runs until Feb 17 2019


Disappeared or Forgotten: Akonessen, Zitya, Tina, Marie and the others


Exhibition - Musée de la civilisation

- Location -

Musée de la civilisation

85, rue Dalhousie
Quebec City (Québec) G1K 8R2
T. 418 643-2158
Toll-free 1 866 710-8031

Directions

Musée de la civilisation

Musée de la civilisation

85, rue Dalhousie
Quebec City (Québec) G1K 8R2
T. 418 643-2158
Toll-free 1 866 710-8031

Directions

- Date -

runs until Feb 17 2019

- Fees -

Admission Fees

Adults (31+)$17
18 to 30 $11
12 to 17$6
11 and under$0
Families$36

MembersFree

view rates

Adults (31+)$17
18 to 30 $11
12 to 17$6
11 and under$0
Families$36

MembersFree

Nine works by aboriginal artists and craftswomen generate strong emotions in the face of the painful destinies of numerous aboriginal women and girls.

Image : Shawl of a Kukum by Diane Blacksmith, 2015. Photo by La Boîte Rouge VIF

"The image of the native woman invented during colonization has clung to the collective mind as all clichés born of ignorance do. Free women, loving women, enveloping millennia of culture in their warmth & care, all the while being perceived as simply docile and without faith or morals; they have been disembodied.

This objectified image has persisted through time and has come to an inevitable mutation: frailty. Of this historical construct, what remains is what we see today: disaster; in the collectivity as well as in the family unit. Mothers, friends, sisters, Akonessen, Zitya, Tina, Marie… disappeared or forgotten.

The weight of the word "forgotten" is universally and tremendously heavy. To be born a native woman in Canada is uncontrollable yet all this violence accompanies the simple fact of having been born here.  

The knowledge and know-how of women is a tradition, which is interwoven with gentleness as well as strength; a mixture of beauty and solace. Where many have left a void, others are still here to rekindle hope, to create a remembrance too long to cast aside. They are essential, they hold on and resist in all their infinite patience; they are the pillars of succeeding generations in a world fast attaining its own limitations.

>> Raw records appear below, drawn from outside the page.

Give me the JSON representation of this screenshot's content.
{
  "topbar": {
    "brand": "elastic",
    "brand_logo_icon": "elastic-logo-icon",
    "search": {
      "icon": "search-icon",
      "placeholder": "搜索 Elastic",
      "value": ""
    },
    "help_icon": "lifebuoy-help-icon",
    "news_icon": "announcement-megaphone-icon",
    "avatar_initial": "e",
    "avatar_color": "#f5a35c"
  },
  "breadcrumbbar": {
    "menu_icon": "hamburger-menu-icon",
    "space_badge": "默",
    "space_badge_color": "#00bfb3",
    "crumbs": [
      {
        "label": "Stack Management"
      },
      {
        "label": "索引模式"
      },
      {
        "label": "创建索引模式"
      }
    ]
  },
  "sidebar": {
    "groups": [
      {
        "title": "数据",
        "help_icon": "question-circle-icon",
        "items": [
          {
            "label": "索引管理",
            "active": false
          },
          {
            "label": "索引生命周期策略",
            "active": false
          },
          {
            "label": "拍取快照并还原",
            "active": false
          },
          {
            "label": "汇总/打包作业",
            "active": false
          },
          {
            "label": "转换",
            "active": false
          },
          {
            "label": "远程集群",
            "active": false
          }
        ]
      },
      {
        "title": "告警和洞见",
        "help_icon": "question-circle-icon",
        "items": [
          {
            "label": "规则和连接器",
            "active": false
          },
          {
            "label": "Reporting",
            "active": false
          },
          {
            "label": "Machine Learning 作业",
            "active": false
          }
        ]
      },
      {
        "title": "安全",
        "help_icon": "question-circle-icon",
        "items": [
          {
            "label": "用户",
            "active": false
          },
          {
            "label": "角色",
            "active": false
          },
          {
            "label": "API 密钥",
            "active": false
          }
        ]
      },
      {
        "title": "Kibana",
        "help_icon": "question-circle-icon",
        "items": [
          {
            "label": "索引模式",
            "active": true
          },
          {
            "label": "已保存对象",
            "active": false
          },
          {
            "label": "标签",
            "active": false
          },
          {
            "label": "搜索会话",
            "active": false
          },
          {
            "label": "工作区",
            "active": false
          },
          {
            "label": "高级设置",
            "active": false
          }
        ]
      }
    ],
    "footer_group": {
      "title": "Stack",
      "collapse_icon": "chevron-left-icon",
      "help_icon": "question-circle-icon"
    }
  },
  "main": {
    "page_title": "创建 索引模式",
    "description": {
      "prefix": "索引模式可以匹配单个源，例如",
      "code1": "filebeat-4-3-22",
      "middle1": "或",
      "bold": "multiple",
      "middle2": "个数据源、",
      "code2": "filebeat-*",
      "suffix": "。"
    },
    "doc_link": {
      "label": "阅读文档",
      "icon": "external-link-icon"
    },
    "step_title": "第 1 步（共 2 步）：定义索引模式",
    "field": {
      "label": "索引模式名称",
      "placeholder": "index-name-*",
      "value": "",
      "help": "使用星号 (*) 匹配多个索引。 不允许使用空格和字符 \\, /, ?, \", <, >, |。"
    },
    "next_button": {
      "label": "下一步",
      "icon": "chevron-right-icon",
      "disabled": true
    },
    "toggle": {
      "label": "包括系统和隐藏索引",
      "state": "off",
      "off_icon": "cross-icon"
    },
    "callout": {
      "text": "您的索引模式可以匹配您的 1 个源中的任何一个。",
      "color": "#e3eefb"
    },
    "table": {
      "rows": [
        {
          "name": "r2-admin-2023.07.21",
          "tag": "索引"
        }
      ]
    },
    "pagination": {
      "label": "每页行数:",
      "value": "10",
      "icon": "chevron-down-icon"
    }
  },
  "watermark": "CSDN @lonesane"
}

They are strong and they succeed in giving us space to breathe during this transition between turmoil and resolution."

– Marie-Andrée Gill, ilnu autor